For Abbott, a figure skating career of brilliance and tarnish

What to make of Jeremy Abbott’s competitive figure skating career, now that he used a Thursday interview on the icenetwork podcast, “Ice Talk,” to bring it to an official end?

He was a blend of unquestionable brilliance and baffling mediocrity, the latter covering many of his scintillating moments in a dull finish.

With four senior titles, Abbott is among the most decorated men’s skaters at the U.S. Championships.  In the past 65 years, only Todd Eldredge has won more national titles (six).  Abbott won all his in the International Judging System era; no other U.S. man has won more than two in that 12-season period, none more than one in the nine seasons since Abbott won his first.

Abbott skated like a world-beater at several of those U.S. Championships, none more so than 2010, when his performances were better than those of the medalists at the Vancouver Olympics a month later.

And he skated at various levels of back-in-the-pack inconsequence in all his global championships, none more so than those 2010 Olympics, when he was 15th (!) in the short program and ninth overall.

He could skate with exquisite refinement and beauty, never more so than in his free skate at the 2012 nationals, which I described thus in the Chicago Tribune:

“With a kaleidoscopic rainbow of subtly intricate movements to music from Muse's `Exogenesis Symphony,’ Abbott made a loud statement that he is the gold standard among current U.S. men, earning his third national title in four years by winning the short program and free skate all three times.”

And he could crash and burn, never more so than in the short program at the 2014 Olympics, when he fell so hard on a quadruple jump in the short program that just getting up and continuing proved praiseworthy and drew roars from the crowd.  Yet he would wind up 15th again (!!) in that short program and 12th overall, the worst Olympic finish by a reigning U.S. men’s champion since 1936.

Only a month earlier, in the 2014 nationals at Boston, Abbott had rallied from two subpar seasons to do the best short program of his career, with confident athleticism to match his striking performance skills.  He was 28 then, the oldest man in the field, joking about being an old dog with new tricks.

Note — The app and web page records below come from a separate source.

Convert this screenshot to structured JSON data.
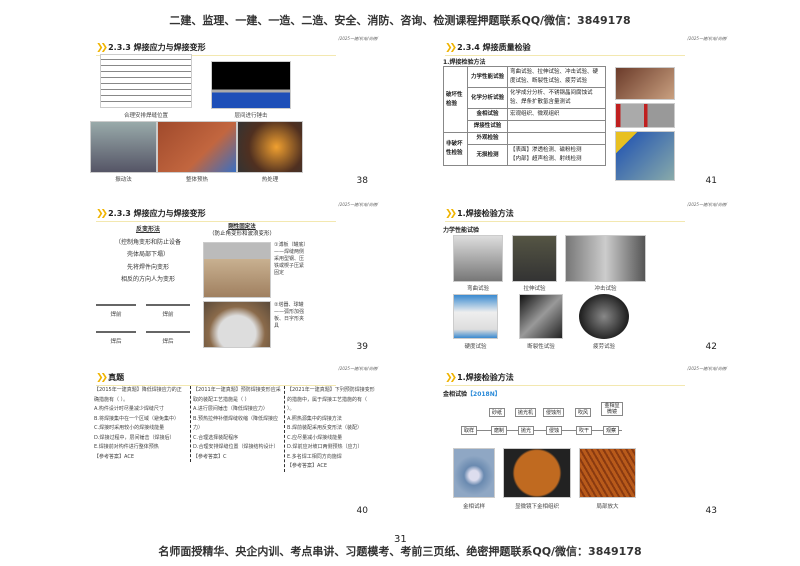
{
  "header": "二建、监理、一建、一造、二造、安全、消防、咨询、检测课程押题联系QQ/微信：3849178",
  "footer": "名师面授精华、央企内训、考点串讲、习题模考、考前三页纸、绝密押题联系QQ/微信：3849178",
  "page_number": "31",
  "slide_tag": "/2025一建/机电/尚德/",
  "slides": {
    "s38": {
      "title": "2.3.3 焊接应力与焊接变形",
      "captions": [
        "合理安排焊缝位置",
        "层间进行锤击",
        "振动法",
        "整体预热",
        "热处理"
      ],
      "num": "38"
    },
    "s41": {
      "title": "2.3.4 焊接质量检验",
      "subtitle": "1.焊接检验方法",
      "destructive": "破坏性检验",
      "nondestructive": "非破坏性检验",
      "rows": [
        {
          "k": "力学性能试验",
          "v": "弯曲试验、拉伸试验、冲击试验、硬度试验、断裂性试验、疲劳试验"
        },
        {
          "k": "化学分析试验",
          "v": "化学成分分析、不锈钢晶间腐蚀试验、焊条扩散氢含量测试"
        },
        {
          "k": "金相试验",
          "v": "宏观组织、微观组织"
        },
        {
          "k": "焊接性试验",
          "v": ""
        },
        {
          "k": "外观检验",
          "v": ""
        },
        {
          "k": "无损检测",
          "v": "【表面】渗透检测、磁粉检测",
          "v2": "【内部】超声检测、射线检测"
        }
      ],
      "num": "41"
    },
    "s39": {
      "title": "2.3.3 焊接应力与焊接变形",
      "left_head": "反变形法",
      "left_lines": [
        "（控制角变形和防止设备",
        "壳体局部下塌）",
        "先将焊件向变形",
        "相反的方向人为变形"
      ],
      "labels": [
        "焊前",
        "焊前",
        "焊后",
        "焊后"
      ],
      "right_head": "刚性固定法",
      "right_sub": "（防止角变形和波浪变形）",
      "note1": "①溥板（罐底）——焊缝两侧采用型钢、压铁或楔子压紧固定",
      "note2": "②塔器、球罐——弧形加强板、日字形夹具",
      "num": "39"
    },
    "s42": {
      "title": "1.焊接检验方法",
      "subtitle": "力学性能试验",
      "captions": [
        "弯曲试验",
        "拉伸试验",
        "冲击试验",
        "硬度试验",
        "断裂性试验",
        "疲劳试验"
      ],
      "num": "42"
    },
    "s40": {
      "title": "真题",
      "cols": [
        [
          "【2015年一建真题】降低焊接应力的正确措施有（ ）。",
          "A.构件设计时尽量减少焊缝尺寸",
          "B.将焊接集中在一个区域（避免集中）",
          "C.焊接时采用较小的焊接线能量",
          "D.焊接过程中，层间锤击（焊接后）",
          "E.焊接前对构件进行整体预热",
          "【参考答案】ACE"
        ],
        [
          "【2011年一建真题】预防焊接变形应采取的装配工艺措施是（ ）",
          "A.进行层间锤击（降低焊接应力）",
          "B.预热拉伸补偿焊缝收缩（降低焊接应力）",
          "C.合理选择装配程序",
          "D.合理安排焊缝位置（焊接结构设计）",
          "",
          "【参考答案】C"
        ],
        [
          "【2021年一建真题】下列预防焊接变形的措施中，属于焊接工艺措施的有（ ）。",
          "A.照热源集中的焊接方法",
          "B.焊前装配采用反变形法（装配）",
          "C.应尽量减小焊接线能量",
          "D.焊前应对坡口两侧预热（应力）",
          "E.多名焊工相同方向施焊",
          "【参考答案】ACE"
        ]
      ],
      "num": "40"
    },
    "s43": {
      "title": "1.焊接检验方法",
      "subtitle": "金相试验",
      "year": "【2018N】",
      "tools": [
        "砂纸",
        "抛光机",
        "侵蚀剂",
        "吹风",
        "金相显微镜"
      ],
      "steps": [
        "取样",
        "磨制",
        "抛光",
        "侵蚀",
        "吹干",
        "观察"
      ],
      "captions": [
        "金相试样",
        "显微镜下金相组织",
        "局部放大"
      ],
      "num": "43"
    }
  }
}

To paraphrase “On the Waterfront:” He shoulda been a contendah.  But in two Olympics and five worlds, the only time he got remotely close to a medal was the 2010 worlds, finishing fifth (nine points from third) in a field watered down by the absence of five of the eight men who finished ahead of him in the 2010 Olympics.

"It's not that I have to prove to anyone that I'm a great skater," he said at the 2010 nationals. "I know what I can do."

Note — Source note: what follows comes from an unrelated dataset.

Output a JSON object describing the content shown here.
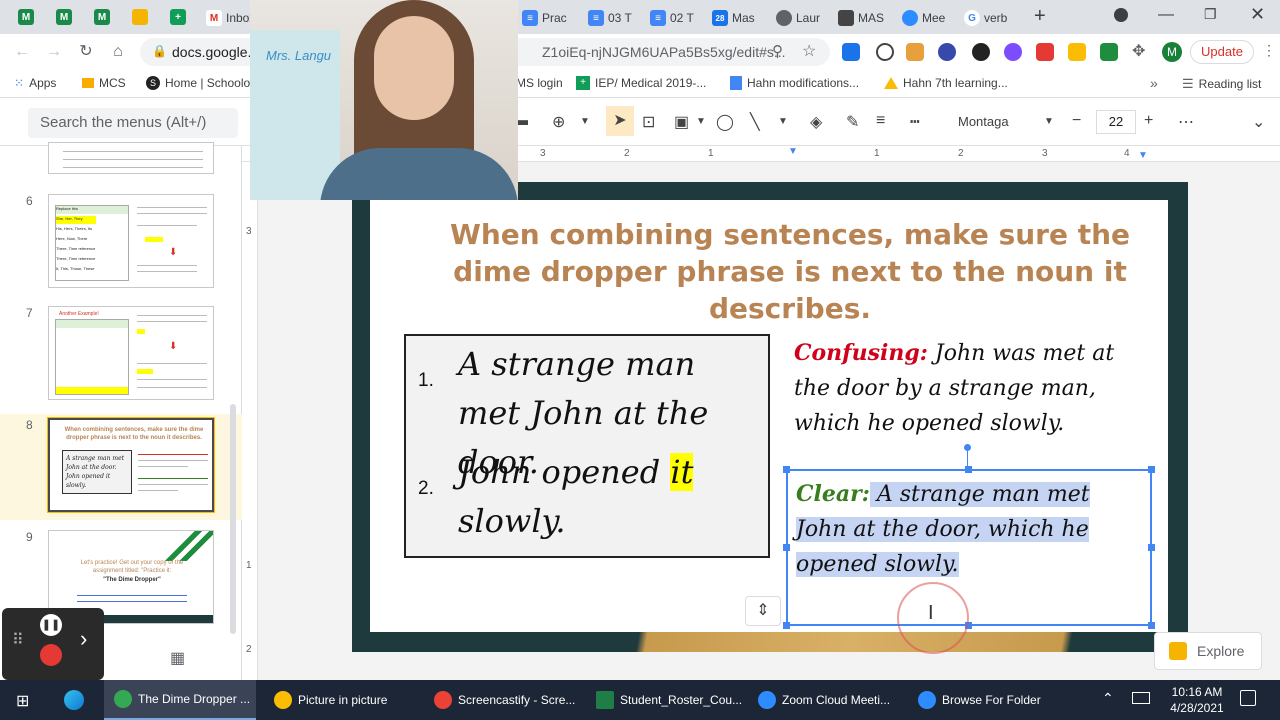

Yet he had been 11th at worlds the two previous seasons.  When he did that as U.S. champion in 2009, it gave Abbott the distinction of having the lowest finish for the reigning U.S. champion at worlds since World War II.

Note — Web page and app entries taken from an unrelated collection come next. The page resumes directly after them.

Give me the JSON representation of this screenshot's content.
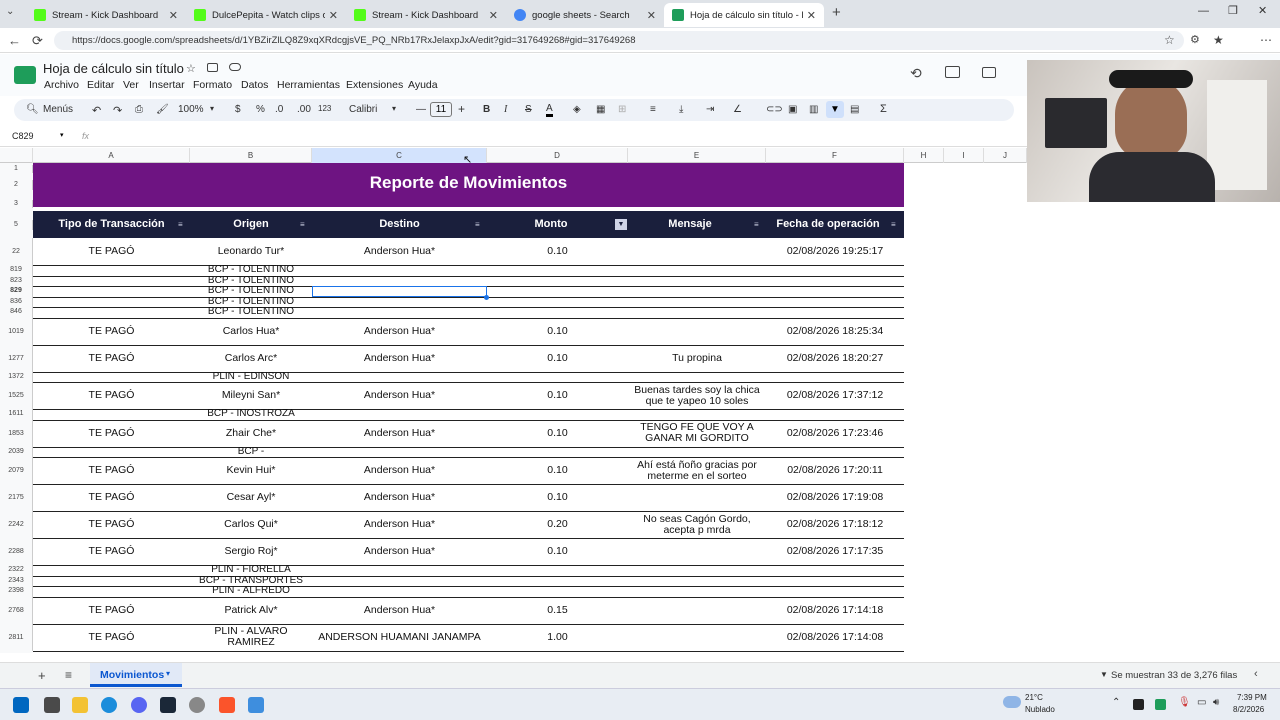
{
  "browser": {
    "tabs": [
      {
        "label": "Stream - Kick Dashboard",
        "favicon_color": "#53fc18"
      },
      {
        "label": "DulcePepita - Watch clips on Kick",
        "favicon_color": "#53fc18"
      },
      {
        "label": "Stream - Kick Dashboard",
        "favicon_color": "#53fc18"
      },
      {
        "label": "google sheets - Search",
        "favicon_color": "#4285f4"
      },
      {
        "label": "Hoja de cálculo sin título - Hojas d",
        "favicon_color": "#1e9d5a"
      }
    ],
    "url": "https://docs.google.com/spreadsheets/d/1YBZirZlLQ8Z9xqXRdcgjsVE_PQ_NRb17RxJelaxpJxA/edit?gid=317649268#gid=317649268"
  },
  "doc": {
    "title": "Hoja de cálculo sin título",
    "menus": [
      "Archivo",
      "Editar",
      "Ver",
      "Insertar",
      "Formato",
      "Datos",
      "Herramientas",
      "Extensiones",
      "Ayuda"
    ]
  },
  "toolbar": {
    "search_label": "Menús",
    "zoom": "100%",
    "currency": "$",
    "percent": "%",
    "dec_minus": ".0",
    "dec_plus": ".00",
    "num_format": "123",
    "font": "Calibri",
    "font_size": "11",
    "bold": "B",
    "italic": "I",
    "strike": "S",
    "text_color": "A",
    "sigma": "Σ"
  },
  "formula": {
    "cell_ref": "C829",
    "fx": "fx"
  },
  "columns": [
    "A",
    "B",
    "C",
    "D",
    "E",
    "F",
    "H",
    "I",
    "J"
  ],
  "sheet": {
    "banner_title": "Reporte de Movimientos",
    "headers": [
      "Tipo de Transacción",
      "Origen",
      "Destino",
      "Monto",
      "Mensaje",
      "Fecha de operación"
    ],
    "rows": [
      {
        "num": "22",
        "tipo": "TE PAGÓ",
        "origen": "Leonardo Tur*",
        "destino": "Anderson Hua*",
        "monto": "0.10",
        "mensaje": "",
        "fecha": "02/08/2026 19:25:17"
      },
      {
        "num": "819",
        "tipo": "",
        "origen": "BCP - TOLENTINO",
        "destino": "",
        "monto": "",
        "mensaje": "",
        "fecha": ""
      },
      {
        "num": "823",
        "tipo": "",
        "origen": "BCP - TOLENTINO",
        "destino": "",
        "monto": "",
        "mensaje": "",
        "fecha": ""
      },
      {
        "num": "829",
        "tipo": "",
        "origen": "BCP - TOLENTINO",
        "destino": "",
        "monto": "",
        "mensaje": "",
        "fecha": ""
      },
      {
        "num": "836",
        "tipo": "",
        "origen": "BCP - TOLENTINO",
        "destino": "",
        "monto": "",
        "mensaje": "",
        "fecha": ""
      },
      {
        "num": "846",
        "tipo": "",
        "origen": "BCP - TOLENTINO",
        "destino": "",
        "monto": "",
        "mensaje": "",
        "fecha": ""
      },
      {
        "num": "1019",
        "tipo": "TE PAGÓ",
        "origen": "Carlos Hua*",
        "destino": "Anderson Hua*",
        "monto": "0.10",
        "mensaje": "",
        "fecha": "02/08/2026 18:25:34"
      },
      {
        "num": "1277",
        "tipo": "TE PAGÓ",
        "origen": "Carlos Arc*",
        "destino": "Anderson Hua*",
        "monto": "0.10",
        "mensaje": "Tu propina",
        "fecha": "02/08/2026 18:20:27"
      },
      {
        "num": "1372",
        "tipo": "",
        "origen": "PLIN - EDINSON",
        "destino": "",
        "monto": "",
        "mensaje": "",
        "fecha": ""
      },
      {
        "num": "1525",
        "tipo": "TE PAGÓ",
        "origen": "Mileyni San*",
        "destino": "Anderson Hua*",
        "monto": "0.10",
        "mensaje": "Buenas tardes soy la chica que te yapeo 10 soles",
        "fecha": "02/08/2026 17:37:12"
      },
      {
        "num": "1611",
        "tipo": "",
        "origen": "BCP - INOSTROZA",
        "destino": "",
        "monto": "",
        "mensaje": "",
        "fecha": ""
      },
      {
        "num": "1853",
        "tipo": "TE PAGÓ",
        "origen": "Zhair Che*",
        "destino": "Anderson Hua*",
        "monto": "0.10",
        "mensaje": "TENGO FE QUE VOY A GANAR MI GORDITO",
        "fecha": "02/08/2026 17:23:46"
      },
      {
        "num": "2039",
        "tipo": "",
        "origen": "BCP -",
        "destino": "",
        "monto": "",
        "mensaje": "",
        "fecha": ""
      },
      {
        "num": "2079",
        "tipo": "TE PAGÓ",
        "origen": "Kevin Hui*",
        "destino": "Anderson Hua*",
        "monto": "0.10",
        "mensaje": "Ahí está ñoño gracias por meterme en el sorteo",
        "fecha": "02/08/2026 17:20:11"
      },
      {
        "num": "2175",
        "tipo": "TE PAGÓ",
        "origen": "Cesar Ayl*",
        "destino": "Anderson Hua*",
        "monto": "0.10",
        "mensaje": "",
        "fecha": "02/08/2026 17:19:08"
      },
      {
        "num": "2242",
        "tipo": "TE PAGÓ",
        "origen": "Carlos Qui*",
        "destino": "Anderson Hua*",
        "monto": "0.20",
        "mensaje": "No seas Cagón Gordo, acepta p mrda",
        "fecha": "02/08/2026 17:18:12"
      },
      {
        "num": "2288",
        "tipo": "TE PAGÓ",
        "origen": "Sergio Roj*",
        "destino": "Anderson Hua*",
        "monto": "0.10",
        "mensaje": "",
        "fecha": "02/08/2026 17:17:35"
      },
      {
        "num": "2322",
        "tipo": "",
        "origen": "PLIN - FIORELLA",
        "destino": "",
        "monto": "",
        "mensaje": "",
        "fecha": ""
      },
      {
        "num": "2343",
        "tipo": "",
        "origen": "BCP - TRANSPORTES",
        "destino": "",
        "monto": "",
        "mensaje": "",
        "fecha": ""
      },
      {
        "num": "2398",
        "tipo": "",
        "origen": "PLIN - ALFREDO",
        "destino": "",
        "monto": "",
        "mensaje": "",
        "fecha": ""
      },
      {
        "num": "2768",
        "tipo": "TE PAGÓ",
        "origen": "Patrick Alv*",
        "destino": "Anderson Hua*",
        "monto": "0.15",
        "mensaje": "",
        "fecha": "02/08/2026 17:14:18"
      },
      {
        "num": "2811",
        "tipo": "TE PAGÓ",
        "origen": "PLIN - ALVARO RAMIREZ",
        "destino": "ANDERSON HUAMANI JANAMPA",
        "monto": "1.00",
        "mensaje": "",
        "fecha": "02/08/2026 17:14:08"
      }
    ]
  },
  "bottom": {
    "sheet_tab": "Movimientos",
    "filter_status": "Se muestran 33 de 3,276 filas"
  },
  "taskbar": {
    "weather_temp": "21°C",
    "weather_desc": "Nublado",
    "time": "7:39 PM",
    "date": "8/2/2026"
  }
}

Abbott tried everything to be the outstanding skater on the biggest international stages he was on the biggest national stage.  Bothered for years by sleep issues on the road, he brought a queen-sized air mattress to the 2014 Sochi Games.  As it turned out, the mattress would have better served as a cushion for his splats in the short programs of both the team event and individual event.

Frustration finally overcame Abbott publicly in Sochi.  Asked the inevitable question about why he came undone in global championships, he responded with a profane tirade that was completely out of character.

"I'm frickin' proud of what I've done and I'm not going to apologize for anything," he concluded.

Abbott’s final real competition would be the 2015 nationals, where a fifth place was his lowest finish in nine senior nationals appearances.

The highlight of his career, at 2010 nationals, remains among the highlights of my 37 years covering skating.

Not until Nathan Chen last January has a U.S. man won the title more convincingly and brilliantly in the IJS era than Abbott did in 2010.  His skating was terrific for any era.

At that nationals, all 21 of Abbott’s elements (including a quadruple jump and 12 triple jumps) deservedly received positive grades.  He routed Evan Lysacek, then reigning world champion and soon-to-be Olympic champion, by 27 points.

Abbott's free skate interpretation of the hauntingly powerful music from Saint-Saens’ “Organ” Symphony was a skater’s dream, the “total package,” seamlessly integrating confident athletic skills and consummate artistic sensitivity.  What Abbott had shown only in brief, intermittent glimpses over the previous two seasons had wondrously lasted for the nearly 7 ½ minutes of two programs in Spokane.

"That little nagging voice in the back of my head, when it told me I couldn't do it, I believed I couldn't," he said then. "I am learning I can tell that voice to shut up."

But it clearly never stopped ringing in his ears.